Question: My son has designed a science fair experiment to compare plant growth using different amounts of fertilizer. He plans to water one plant with plain water, one with fertilizer at half strength, one with fertilizer at full strength, and one with fertilizer at double strength. Do you have any suggestions for improving the design?
Answer: Comparing plant growth at different fertilizer rates is a great idea for an experiment! However, scientists generally prefer to use several plants per treatment, rather than just one. This helps them see if the results they get show some consistency.

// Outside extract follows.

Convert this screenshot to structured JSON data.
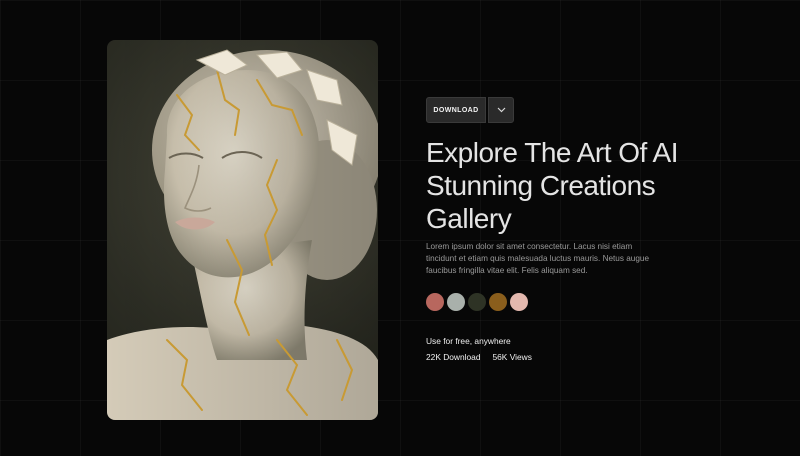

I suggest your son use 4 to 6 plants per treatment; if he can't accommodate 16 or 24 plants, have him scale back the number of different treatments to two or three. Then if, for example, five out of six of the fertilized plants grow faster than the plants watered with plain water, he can draw some meaningful conclusions about the effect of fertilizer on plant growth. If he uses only one plant, results could be called a fluke, or he might never know that some other variable, such as planting depth, influenced the results.